What makes this book so much fun is Sheridan’s love of the bike. No matter what, she always had a broad smile on her face. Whether riding in a downpour or 20 hours into a marathon ride, she radiates happiness.
During one very wet fifty mile time trial, she passed all the women on the course and overtook one of the men. Ever the lady, she wondered, “…what on earth could I say to the poor man? He must be taking a dreadful hiding.”
Properly fitting bikes for small riders were non-existent in those days, but this didn’t stop Sheridan, only 4’11” tall. Photos of Eileen Sheridan on her bike are fascinating to look at. I measured one photo and estimated that she was riding a 52 cm “square” (the top tube and seat tube are the same length) frame. This was the center to center measurement of a bike with a horizontal top tube. Typically, that bike would fit a woman around 5′ 4″, not a woman 4′ 11″. Yet Sheridan was incredibly efficient when she rode.
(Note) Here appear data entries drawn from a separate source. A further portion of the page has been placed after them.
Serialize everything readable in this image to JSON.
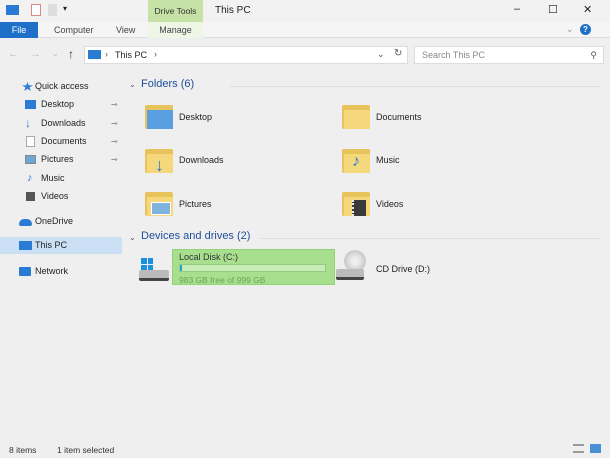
{
  "window": {
    "title": "This PC",
    "context_tab": "Drive Tools",
    "minimize": "–",
    "maximize": "☐",
    "close": "✕"
  },
  "ribbon": {
    "tabs": [
      "File",
      "Computer",
      "View",
      "Manage"
    ],
    "help": "?",
    "collapse": "⌄"
  },
  "address": {
    "back": "←",
    "forward": "→",
    "recent": "⌄",
    "up": "↑",
    "path": "This PC",
    "sep": "›",
    "dropdown": "⌄",
    "refresh": "↻",
    "search_placeholder": "Search This PC",
    "search_icon": "⚲"
  },
  "nav": {
    "items": [
      {
        "label": "Quick access",
        "icon": "star-icon",
        "color": "#2a7bd4"
      },
      {
        "label": "Desktop",
        "icon": "desktop-icon",
        "color": "#2a7bd4",
        "pin": true
      },
      {
        "label": "Downloads",
        "icon": "download-icon",
        "color": "#2a7bd4",
        "pin": true
      },
      {
        "label": "Documents",
        "icon": "documents-icon",
        "color": "#ccc",
        "pin": true
      },
      {
        "label": "Pictures",
        "icon": "pictures-icon",
        "color": "#6aa6d6",
        "pin": true
      },
      {
        "label": "Music",
        "icon": "music-icon",
        "color": "#2a7bd4"
      },
      {
        "label": "Videos",
        "icon": "videos-icon",
        "color": "#555"
      },
      {
        "label": "OneDrive",
        "icon": "cloud-icon",
        "color": "#2a7bd4"
      },
      {
        "label": "This PC",
        "icon": "computer-icon",
        "color": "#2a7bd4",
        "selected": true
      },
      {
        "label": "Network",
        "icon": "network-icon",
        "color": "#2a7bd4"
      }
    ],
    "pin_glyph": "📌"
  },
  "folders": {
    "header": "Folders (6)",
    "items": [
      "Desktop",
      "Documents",
      "Downloads",
      "Music",
      "Pictures",
      "Videos"
    ]
  },
  "devices": {
    "header": "Devices and drives (2)",
    "drives": [
      {
        "name": "Local Disk (C:)",
        "free": "983 GB free of 999 GB",
        "used_fraction": 0.016,
        "selected": true
      },
      {
        "name": "CD Drive (D:)"
      }
    ]
  },
  "status": {
    "count": "8 items",
    "selected": "1 item selected"
  }
}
Her very telling comment about her fit on the bike was this: “They all laughed at my handlebars, my great big handlebars. But I got into a lovely flat position … on that bike. And I used to lie almost on the tip of the saddle. And all the fast men now, when you see their position, they are down, very flat and they are right on the tip of their saddle….But that’s how I found I was doing the fastest times.” 
What an inspiration she is! Here is a woman who set the standard for other female competitors. And she did it with no ego about her at all. She weaved cycling into her life as a mother, wife and employee — something difficult for any woman, let alone a world class athlete.
1. Jack Thurston, “Eileen Sheridan”, Rouleur Issue 33, pp. 112.
Photos of Eileen Sheridan can be found on this Flickr site.